Dental students at Melbourne taking art appreciation as part of special needs dentistry training.
Associate Professor Mina Borromeo (BSc Hons, BDSc, MScMed, PhD, GCUT, FFPMANZCA, FRACDS(SND)) leads the largest under-graduate and post-graduate special needs dentistry courses in the world here at the Melbourne Dental School.
“Dental care for patients with special needs doesn’t change —a filling is a filling—but the context of the patient’s health can be vastly different for patients with special needs and this will undoubtedly affect the outcome in terms of oral health.
“For example,” Associate Professor Borromeo explains, “telling a patient to brush their teeth is all well and good but if your patient has a disability that prevents them from using their hands, then this isn’t going to be achievable for them. Approaching our task with a holistic appreciation of the health and wellbeing of a patient is what I found was lacking in teaching students about a special needs context.”
Special needs dentistry encompasses patients grappling will all kinds of issues from mild phobias to psychiatric issues, developmental disorders or mobility issues. Associate Professor Borromeo realised that in order for her students to gain insight into their patient’s needs the power of empathy in the clinical environment needed to be woven into the curriculum. After collaborating with colleagues locally and internationally, Associate Professor Borromeo introduced Arts-based intervention to her curriculum. In this course students examine artwork at the Ian Potter Museum in order to learn how to ‘observe in detail, think in-depth about what they observe, and describe it as well as building this into thinking about the special needs context and the empathy that surrounds that’.
“In the first year of introducing this into the course the students looked at me like I had three heads but it’s amazing how it has really taken off!”
The course quickly expanded to include an assignment in which students make their own creative work in response to the context of special needs patients.

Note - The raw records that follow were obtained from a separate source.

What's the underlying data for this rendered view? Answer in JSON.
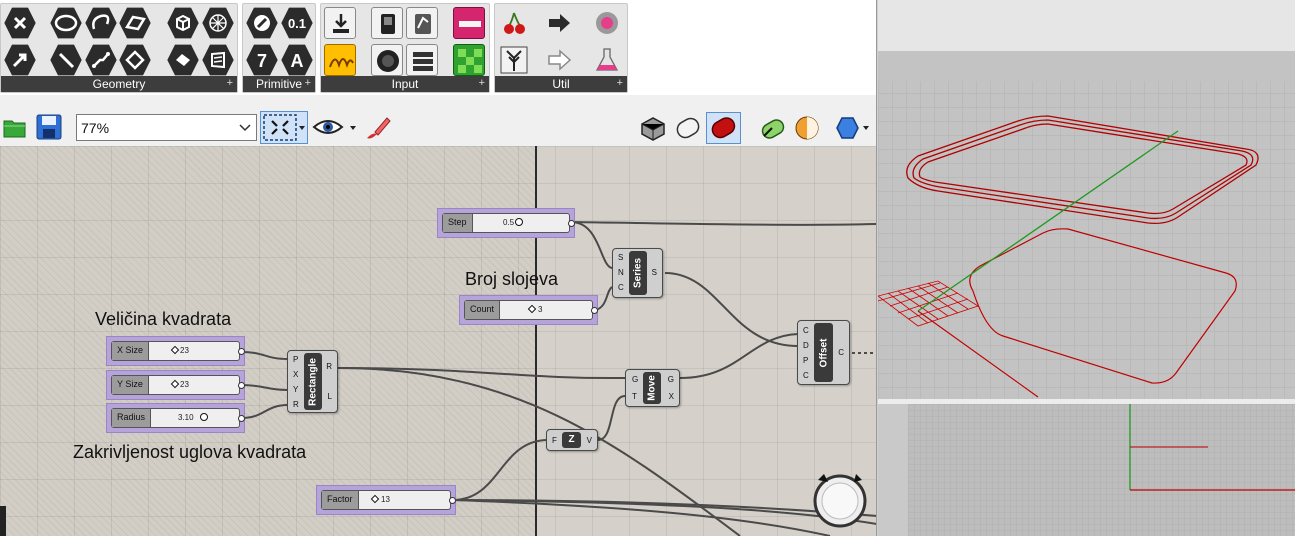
{
  "ribbon": {
    "panels": [
      {
        "id": "geometry",
        "label": "Geometry"
      },
      {
        "id": "primitive",
        "label": "Primitive"
      },
      {
        "id": "input",
        "label": "Input"
      },
      {
        "id": "util",
        "label": "Util"
      }
    ]
  },
  "toolbar": {
    "zoom_value": "77%"
  },
  "canvas": {
    "notes": {
      "size": "Veličina kvadrata",
      "layers": "Broj slojeva",
      "radius": "Zakrivljenost uglova kvadrata"
    },
    "sliders": {
      "step": {
        "name": "Step",
        "value": "0.5"
      },
      "count": {
        "name": "Count",
        "value": "3"
      },
      "xsize": {
        "name": "X Size",
        "value": "23"
      },
      "ysize": {
        "name": "Y Size",
        "value": "23"
      },
      "radius": {
        "name": "Radius",
        "value": "3.10"
      },
      "factor": {
        "name": "Factor",
        "value": "13"
      }
    },
    "components": {
      "rectangle": {
        "label": "Rectangle",
        "inputs": [
          "P",
          "X",
          "Y",
          "R"
        ],
        "outputs": [
          "R",
          "L"
        ]
      },
      "series": {
        "label": "Series",
        "inputs": [
          "S",
          "N",
          "C"
        ],
        "outputs": [
          "S"
        ]
      },
      "move": {
        "label": "Move",
        "inputs": [
          "G",
          "T"
        ],
        "outputs": [
          "G",
          "X"
        ]
      },
      "offset": {
        "label": "Offset",
        "inputs": [
          "C",
          "D",
          "P",
          "C"
        ],
        "outputs": [
          "C"
        ]
      },
      "unitz": {
        "label": "Z",
        "inputs": [
          "F"
        ],
        "outputs": [
          "V"
        ]
      }
    }
  },
  "colors": {
    "slider_bg": "#b6a3d9",
    "curve_red": "#c00000",
    "axis_green": "#1f9a1f"
  }
}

These creative responses have included sculptures, photography, paintings, poems and even a piece of music composed by a student.
In 2015 Associate Professor Borromeo won the David White Award for Teaching Excellence and an Australian Federal Government Citation for Outstanding Contributions to Student Learning.

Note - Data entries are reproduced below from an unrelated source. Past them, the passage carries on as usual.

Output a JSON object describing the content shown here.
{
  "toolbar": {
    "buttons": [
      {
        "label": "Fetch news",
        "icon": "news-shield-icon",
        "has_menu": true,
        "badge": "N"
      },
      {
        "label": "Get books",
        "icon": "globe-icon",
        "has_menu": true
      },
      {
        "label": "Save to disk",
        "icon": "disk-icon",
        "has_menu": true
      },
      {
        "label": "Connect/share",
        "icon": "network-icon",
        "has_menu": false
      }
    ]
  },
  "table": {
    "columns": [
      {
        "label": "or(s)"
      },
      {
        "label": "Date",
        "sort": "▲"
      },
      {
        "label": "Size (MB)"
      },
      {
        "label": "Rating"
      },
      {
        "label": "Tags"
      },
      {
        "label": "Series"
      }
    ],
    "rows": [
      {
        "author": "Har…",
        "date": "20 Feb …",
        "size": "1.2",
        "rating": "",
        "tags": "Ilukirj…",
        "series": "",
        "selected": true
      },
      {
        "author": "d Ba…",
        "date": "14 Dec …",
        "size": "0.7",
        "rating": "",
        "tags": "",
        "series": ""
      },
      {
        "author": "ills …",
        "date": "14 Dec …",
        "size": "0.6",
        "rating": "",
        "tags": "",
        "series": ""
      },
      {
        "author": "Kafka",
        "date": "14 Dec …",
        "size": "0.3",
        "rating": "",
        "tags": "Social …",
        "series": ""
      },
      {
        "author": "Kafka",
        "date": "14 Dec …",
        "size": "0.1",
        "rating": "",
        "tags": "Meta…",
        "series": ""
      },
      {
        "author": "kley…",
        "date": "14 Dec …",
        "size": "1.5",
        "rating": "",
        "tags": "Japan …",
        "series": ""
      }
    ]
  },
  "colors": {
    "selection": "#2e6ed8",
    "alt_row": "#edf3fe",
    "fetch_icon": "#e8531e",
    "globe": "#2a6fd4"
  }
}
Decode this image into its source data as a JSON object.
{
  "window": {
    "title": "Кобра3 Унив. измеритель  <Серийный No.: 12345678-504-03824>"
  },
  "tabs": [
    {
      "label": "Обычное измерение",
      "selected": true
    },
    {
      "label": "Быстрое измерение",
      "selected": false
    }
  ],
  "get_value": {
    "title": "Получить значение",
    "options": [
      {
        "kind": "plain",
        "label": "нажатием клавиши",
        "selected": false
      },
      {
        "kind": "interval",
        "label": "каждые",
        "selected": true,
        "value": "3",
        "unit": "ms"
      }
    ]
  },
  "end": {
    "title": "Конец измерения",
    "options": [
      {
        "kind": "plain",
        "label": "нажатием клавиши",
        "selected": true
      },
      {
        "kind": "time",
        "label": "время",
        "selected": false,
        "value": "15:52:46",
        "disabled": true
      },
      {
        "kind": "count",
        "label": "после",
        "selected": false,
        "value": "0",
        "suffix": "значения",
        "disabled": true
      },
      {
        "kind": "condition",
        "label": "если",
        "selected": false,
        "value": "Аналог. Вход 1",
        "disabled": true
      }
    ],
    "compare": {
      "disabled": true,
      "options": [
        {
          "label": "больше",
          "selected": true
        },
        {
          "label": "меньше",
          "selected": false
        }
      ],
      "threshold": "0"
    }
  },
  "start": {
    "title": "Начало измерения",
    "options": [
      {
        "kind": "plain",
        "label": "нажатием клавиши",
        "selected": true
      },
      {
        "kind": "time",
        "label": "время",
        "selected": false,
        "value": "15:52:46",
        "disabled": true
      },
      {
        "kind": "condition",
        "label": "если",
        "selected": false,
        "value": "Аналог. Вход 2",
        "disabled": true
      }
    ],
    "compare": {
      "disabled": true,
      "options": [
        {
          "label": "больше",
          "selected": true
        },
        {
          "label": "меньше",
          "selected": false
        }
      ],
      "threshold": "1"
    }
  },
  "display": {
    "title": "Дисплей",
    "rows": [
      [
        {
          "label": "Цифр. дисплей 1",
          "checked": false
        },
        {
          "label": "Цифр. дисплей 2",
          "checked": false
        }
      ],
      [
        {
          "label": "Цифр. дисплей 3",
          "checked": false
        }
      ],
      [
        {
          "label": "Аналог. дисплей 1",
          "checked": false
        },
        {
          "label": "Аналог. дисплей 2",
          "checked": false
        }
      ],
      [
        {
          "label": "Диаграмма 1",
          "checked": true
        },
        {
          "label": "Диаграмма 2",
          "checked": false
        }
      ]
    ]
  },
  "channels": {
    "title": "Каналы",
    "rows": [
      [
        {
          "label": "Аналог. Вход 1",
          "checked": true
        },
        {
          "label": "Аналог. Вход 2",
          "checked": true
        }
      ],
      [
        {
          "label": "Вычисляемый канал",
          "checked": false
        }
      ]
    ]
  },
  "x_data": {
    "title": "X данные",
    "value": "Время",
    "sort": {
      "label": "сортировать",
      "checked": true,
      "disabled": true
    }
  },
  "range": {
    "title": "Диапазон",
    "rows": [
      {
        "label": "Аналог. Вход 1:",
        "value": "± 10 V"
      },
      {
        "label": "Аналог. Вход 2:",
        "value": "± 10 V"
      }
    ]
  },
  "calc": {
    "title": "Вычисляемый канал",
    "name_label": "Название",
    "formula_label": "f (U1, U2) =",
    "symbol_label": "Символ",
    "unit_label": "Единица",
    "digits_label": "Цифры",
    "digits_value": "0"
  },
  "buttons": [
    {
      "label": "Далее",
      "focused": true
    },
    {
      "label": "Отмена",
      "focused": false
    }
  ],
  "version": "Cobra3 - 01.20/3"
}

“Special needs dentistry has come a long way in the last ten years and I think the profession, the public health system, and the general health of the patient is better for it. Yet there is still a long way to go to close the gap in the perception and awareness of the oral health needs for those with special needs.
“Training for special needs dentistry is all about the world in which the patients live. If I can teach all of my students to be more empathetic to their patients and understand the social, physical and psychological contexts of their health then all patients will be better off.”